Supplied data:
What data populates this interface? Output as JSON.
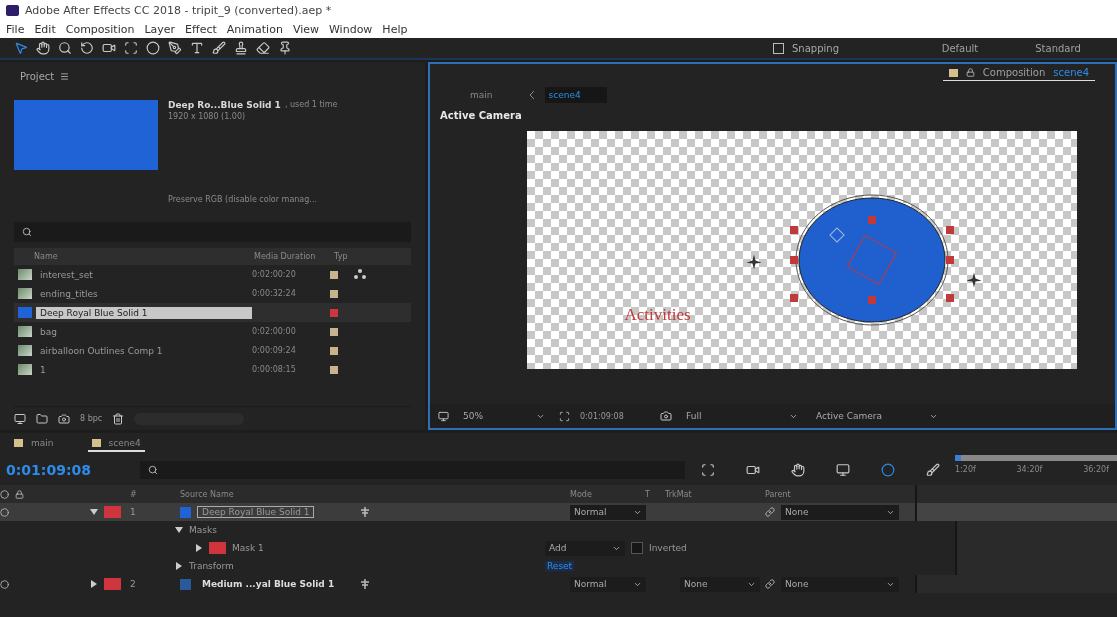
{
  "window": {
    "title": "Adobe After Effects CC 2018 - tripit_9 (converted).aep *"
  },
  "menu": [
    "File",
    "Edit",
    "Composition",
    "Layer",
    "Effect",
    "Animation",
    "View",
    "Window",
    "Help"
  ],
  "toolbar": {
    "snapping": {
      "label": "Snapping",
      "checked": false
    },
    "workspaces": [
      "Default",
      "Standard"
    ]
  },
  "project": {
    "title": "Project",
    "preview": {
      "name": "Deep Ro...Blue Solid 1",
      "usage": ", used 1 time",
      "size": "1920 x 1080 (1.00)",
      "color": "#1f63d6",
      "note": "Preserve RGB (disable color manag..."
    },
    "columns": [
      "Name",
      "Media Duration",
      "Typ"
    ],
    "items": [
      {
        "kind": "comp",
        "name": "interest_set",
        "duration": "0:02:00:20",
        "color": "#c8b48c",
        "selected": false
      },
      {
        "kind": "comp",
        "name": "ending_titles",
        "duration": "0:00:32:24",
        "color": "#c8b48c",
        "selected": false
      },
      {
        "kind": "solid",
        "name": "Deep Royal Blue Solid 1",
        "color": "#d0343c",
        "selected": true
      },
      {
        "kind": "comp",
        "name": "bag",
        "duration": "0:02:00:00",
        "color": "#c8b48c",
        "selected": false
      },
      {
        "kind": "comp",
        "name": "airballoon Outlines Comp 1",
        "duration": "0:00:09:24",
        "color": "#c8b48c",
        "selected": false
      },
      {
        "kind": "comp",
        "name": "1",
        "duration": "0:00:08:15",
        "color": "#c8b48c",
        "selected": false
      }
    ],
    "bpc": "8 bpc"
  },
  "composition": {
    "tab": "Composition",
    "name": "scene4",
    "breadcrumb": [
      "main",
      "scene4"
    ],
    "view": "Active Camera",
    "canvas_text": "Activities",
    "footer": {
      "zoom": "50%",
      "time": "0:01:09:08",
      "resolution": "Full",
      "camera": "Active Camera"
    }
  },
  "timeline": {
    "tabs": [
      {
        "label": "main",
        "selected": false
      },
      {
        "label": "scene4",
        "selected": true
      }
    ],
    "current_time": "0:01:09:08",
    "ruler": [
      "1:20f",
      "34:20f",
      "36:20f"
    ],
    "columns": {
      "number": "#",
      "source": "Source Name",
      "mode": "Mode",
      "t": "T",
      "trkmat": "TrkMat",
      "parent": "Parent"
    },
    "rows": [
      {
        "kind": "layer",
        "index": "1",
        "name": "Deep Royal Blue Solid 1",
        "color": "#d0343c",
        "source": {
          "color": "#1f63d6"
        },
        "expanded": true,
        "selected": true,
        "mode": "Normal",
        "parent": "None"
      },
      {
        "kind": "group",
        "label": "Masks",
        "expanded": true
      },
      {
        "kind": "mask",
        "label": "Mask 1",
        "color": "#d0343c",
        "mode": "Add",
        "inverted_label": "Inverted",
        "inverted": false
      },
      {
        "kind": "group",
        "label": "Transform",
        "expanded": false,
        "action": "Reset"
      },
      {
        "kind": "layer",
        "index": "2",
        "name": "Medium ...yal Blue Solid 1",
        "color": "#d0343c",
        "source": {
          "color": "#2a5a9a"
        },
        "expanded": false,
        "selected": false,
        "mode": "Normal",
        "trkmat": "None",
        "parent": "None"
      }
    ]
  }
}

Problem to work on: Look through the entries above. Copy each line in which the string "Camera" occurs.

Answer box:
    "view": "Active Camera",
      "camera": "Active Camera"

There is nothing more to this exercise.